  5. If I’m tense, I won’t be able to “get there,” so better to wait for the turmoil to pass. This is a tricky one. It’s true that tension and holding are related, and if you’re holding you can’t be taken deeper into your practice. But waiting for the moment to pass might mean being stuck in some pretty negative stuff. A good meditation practice incorporates a natural process that supports you to relax.  I have found that without incorporating a relaxation component, the heart and mind cannot properly come into alignment. This could be as simple as taking a few deep (e.g. “yoga”) breaths, touching your heart, and smiling sweetly to your heart. With practice, this “relaxation reset” becomes easier and faster.
  6. Meditation is something I need to get “good at”; it’s something that takes diligence and practice to master. There’s no getting around the need to practice regularly, as this helps us go deeper into our experience of what we at HBI call “true heart feelings.” But this is not at all about mastery or overcoming limitations, either internal or external. A good practice should be about allowing: surrendering the control and who is “in charge” and letting the connection to that which is beyond us melt away the things that keep us from deepening those feelings.   

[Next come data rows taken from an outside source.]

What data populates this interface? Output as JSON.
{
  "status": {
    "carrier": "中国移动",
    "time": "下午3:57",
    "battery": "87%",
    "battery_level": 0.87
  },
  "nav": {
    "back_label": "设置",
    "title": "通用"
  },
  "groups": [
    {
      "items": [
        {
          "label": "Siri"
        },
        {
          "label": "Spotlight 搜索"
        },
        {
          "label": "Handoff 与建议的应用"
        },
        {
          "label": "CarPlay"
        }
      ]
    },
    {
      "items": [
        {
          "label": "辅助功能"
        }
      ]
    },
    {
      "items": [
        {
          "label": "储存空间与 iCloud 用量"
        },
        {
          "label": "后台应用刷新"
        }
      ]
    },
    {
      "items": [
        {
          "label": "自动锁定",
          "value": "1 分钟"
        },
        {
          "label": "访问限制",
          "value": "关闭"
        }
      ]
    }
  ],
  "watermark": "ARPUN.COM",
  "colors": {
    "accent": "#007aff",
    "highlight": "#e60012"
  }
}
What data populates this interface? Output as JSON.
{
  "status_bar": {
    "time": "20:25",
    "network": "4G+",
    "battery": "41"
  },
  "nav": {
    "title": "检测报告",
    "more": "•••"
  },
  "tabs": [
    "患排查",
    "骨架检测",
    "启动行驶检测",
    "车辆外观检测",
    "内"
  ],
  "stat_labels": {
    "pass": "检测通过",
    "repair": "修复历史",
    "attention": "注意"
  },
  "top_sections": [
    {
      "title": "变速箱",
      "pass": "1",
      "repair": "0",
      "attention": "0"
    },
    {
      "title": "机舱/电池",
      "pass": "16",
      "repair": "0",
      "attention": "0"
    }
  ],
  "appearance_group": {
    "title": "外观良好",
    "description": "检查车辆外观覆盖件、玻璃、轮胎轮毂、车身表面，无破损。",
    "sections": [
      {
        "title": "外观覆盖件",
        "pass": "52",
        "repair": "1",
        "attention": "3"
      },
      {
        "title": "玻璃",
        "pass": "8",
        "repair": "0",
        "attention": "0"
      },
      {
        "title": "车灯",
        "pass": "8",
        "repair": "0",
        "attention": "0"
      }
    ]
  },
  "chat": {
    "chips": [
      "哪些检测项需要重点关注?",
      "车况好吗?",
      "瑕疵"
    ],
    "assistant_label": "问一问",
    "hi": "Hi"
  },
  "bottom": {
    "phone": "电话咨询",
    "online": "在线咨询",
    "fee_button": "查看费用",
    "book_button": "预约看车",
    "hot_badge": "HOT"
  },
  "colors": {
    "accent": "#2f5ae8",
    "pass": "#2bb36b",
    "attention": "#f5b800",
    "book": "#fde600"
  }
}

  7. If thoughts come in or I drift I’m getting it wrong. Let’s get this one out of the way now. 🙂 We’re human. Many of us have spent all our waking moments thinking, planning, critiquing, observing, absorbing, pondering, calculating, imagining, weighing, deciding, remembering, sensing, and then some. We can’t just turn this off. Second, there is no such thing as getting it wrong, as this is implicitly self-judging and limiting. Thoughts will come in. But when they do, instead of beating ourselves up, just go back to simply letting them go instead of overcoming it. Just smile to those thoughts, and let your heart connection bring you deeper again.

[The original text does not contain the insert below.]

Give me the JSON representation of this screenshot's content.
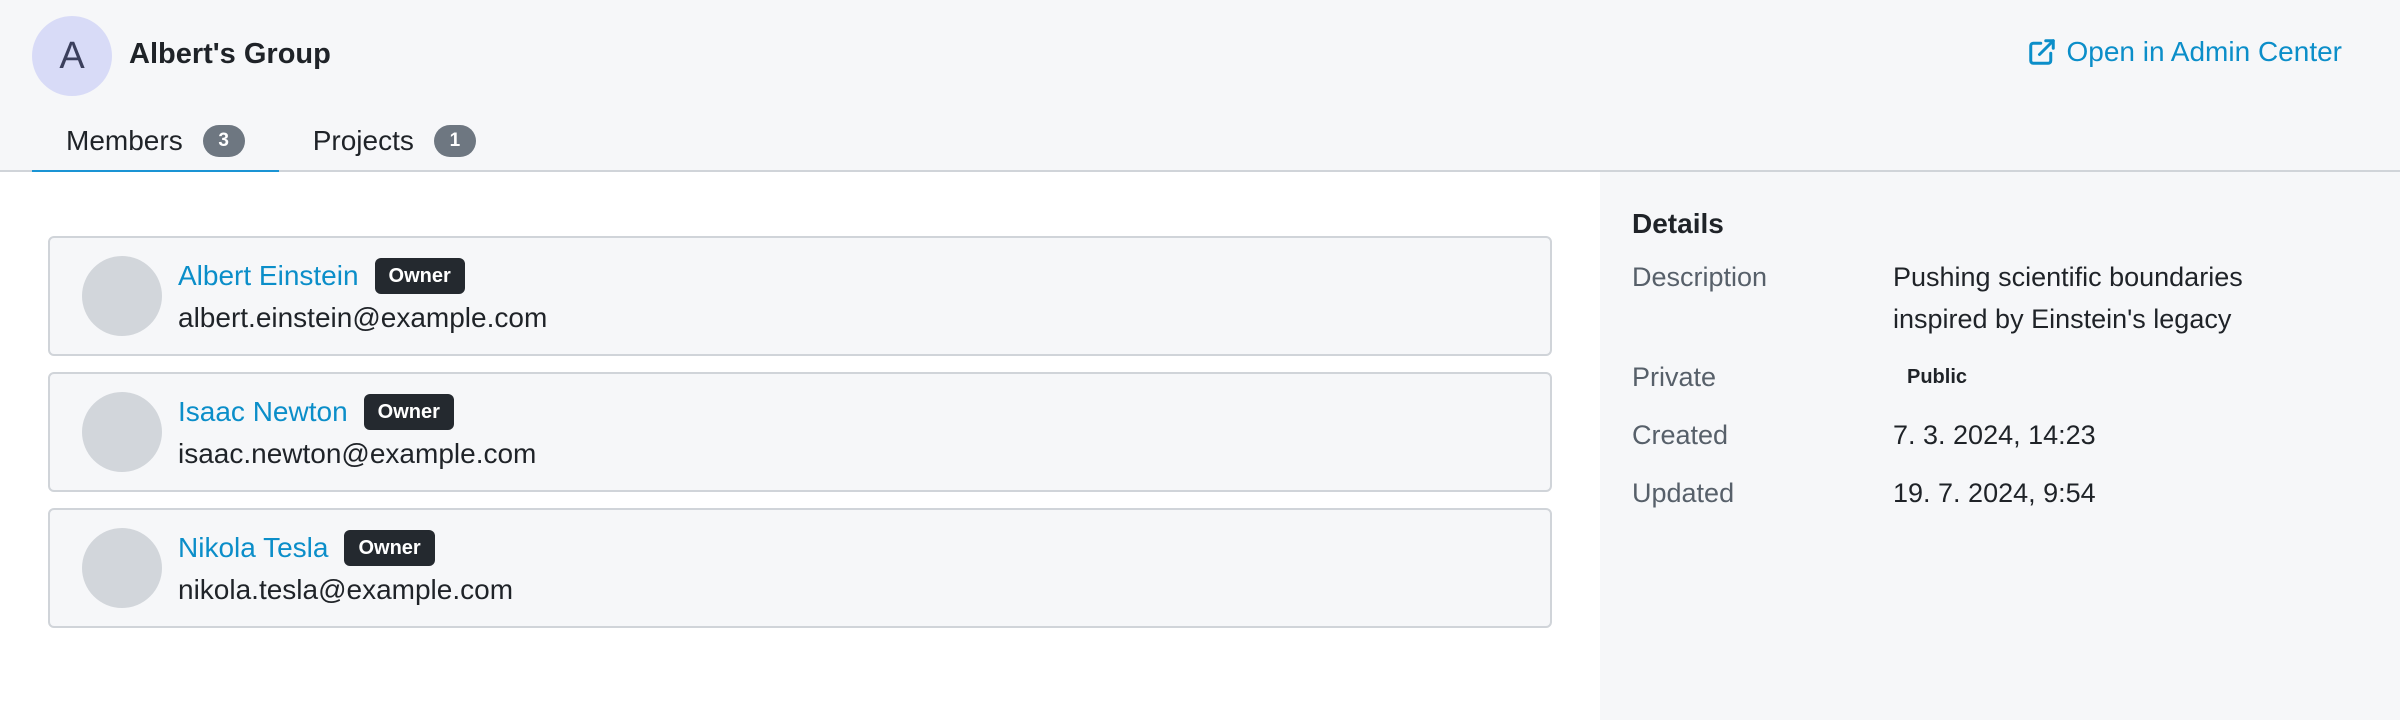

  8. My mind is a saboteur, undermining my ability to find peace. The mind is not the enemy. It’s a blessing and a gift. Without it, we could not be aware of our reactivity or self-defeating patterns. In my experience, with the help of the heart, the mind can become an ally carrying out the (usually) untapped innate wisdom within our hearts.
  9. If I’ve hit a plateau, I need to try harder, try a new technique, or try to focus more. I’ve found that if I try and use a “special talent” or technique, I get over-involved in the process. If you’re not experiencing what you think you should be, please don’t try harder. People often undermine their practice by putting in more “effort,” which can significantly limit the experience. This is a process that should unfold and get easier as well as more natural.  
  10. Meditation is boring / I’m not the meditation “type”. We are conditioned to look for stimulation. That said, there are surely times when we feel our minds are full enough, regardless of our “typical” demeanor. What may be lacking is not our attention spans, but the means by which we experience peace, calmness, connection, and joy. Find a practice that helps you experience these, and I don’t think you’ll be bored!
  11. I don’t have time to meditate. I love the adage that if you can’t find time to meditate for 15 minutes, meditate for 30. It’s true. And while we all find ourselves overwhelmed with to-do’s, that feeling of overwhelm won’t serve our productivity (or really anything else). Prioritize giving yourself the time and space. You’ll be a happier, healthier and more efficient person as a result.  

If you feel like you want to start exploring a meditation practice or want to try something different, we welcome you to experience a form of heart based meditation. Enjoy this guided video example. We will also be launching new online offerings within the next few weeks. In the meantime, feel free to contact us with any questions.

Be joyful…meditate!